- Work instruction:
For every line in the data below that contains "Onboarding", copy the line.

======== Material for this exercise ========

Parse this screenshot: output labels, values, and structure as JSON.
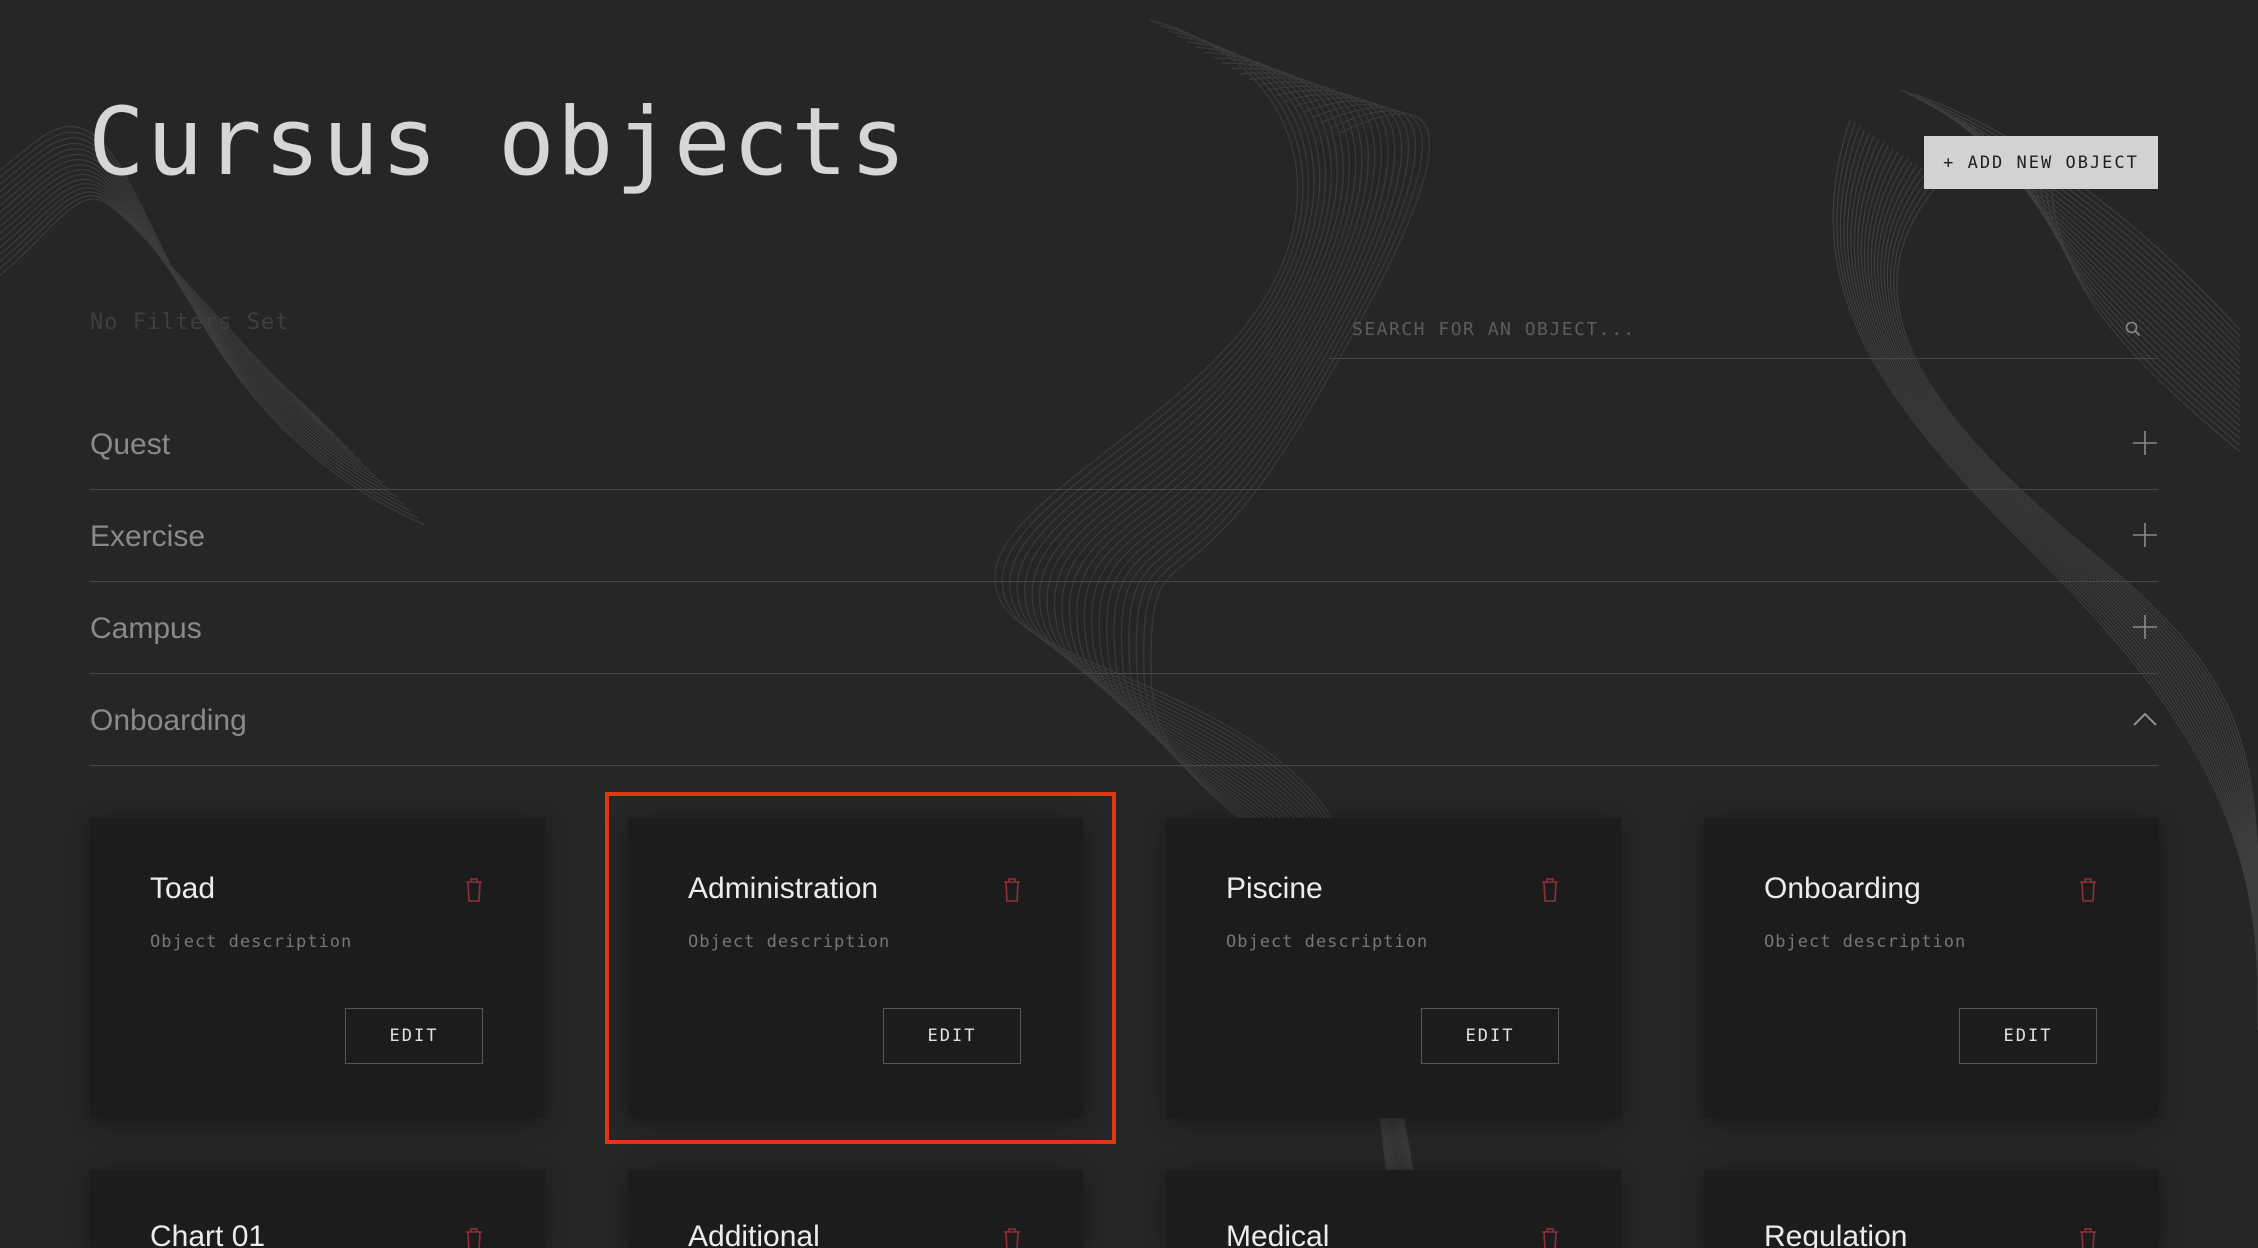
{
  "page": {
    "title": "Cursus objects",
    "add_button": "+ ADD NEW OBJECT",
    "filters_text": "No Filters Set",
    "search_placeholder": "SEARCH FOR AN OBJECT..."
  },
  "categories": [
    {
      "label": "Quest",
      "expanded": false
    },
    {
      "label": "Exercise",
      "expanded": false
    },
    {
      "label": "Campus",
      "expanded": false
    },
    {
      "label": "Onboarding",
      "expanded": true
    }
  ],
  "cards": [
    {
      "title": "Toad",
      "description": "Object description",
      "edit_label": "EDIT"
    },
    {
      "title": "Administration",
      "description": "Object description",
      "edit_label": "EDIT",
      "highlighted": true
    },
    {
      "title": "Piscine",
      "description": "Object description",
      "edit_label": "EDIT"
    },
    {
      "title": "Onboarding",
      "description": "Object description",
      "edit_label": "EDIT"
    },
    {
      "title": "Chart 01"
    },
    {
      "title": "Additional"
    },
    {
      "title": "Medical"
    },
    {
      "title": "Regulation"
    }
  ],
  "colors": {
    "background": "#262626",
    "card": "#1c1c1c",
    "trash": "#8f2f3c",
    "highlight": "#e03614",
    "primary_button": "#d2d2d2"
  },
  "icons": {
    "search": "search-icon",
    "expand": "plus-icon",
    "collapse": "chevron-up-icon",
    "delete": "trash-icon"
  }
}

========

- Exercise output:
      "label": "Onboarding",
      "title": "Onboarding",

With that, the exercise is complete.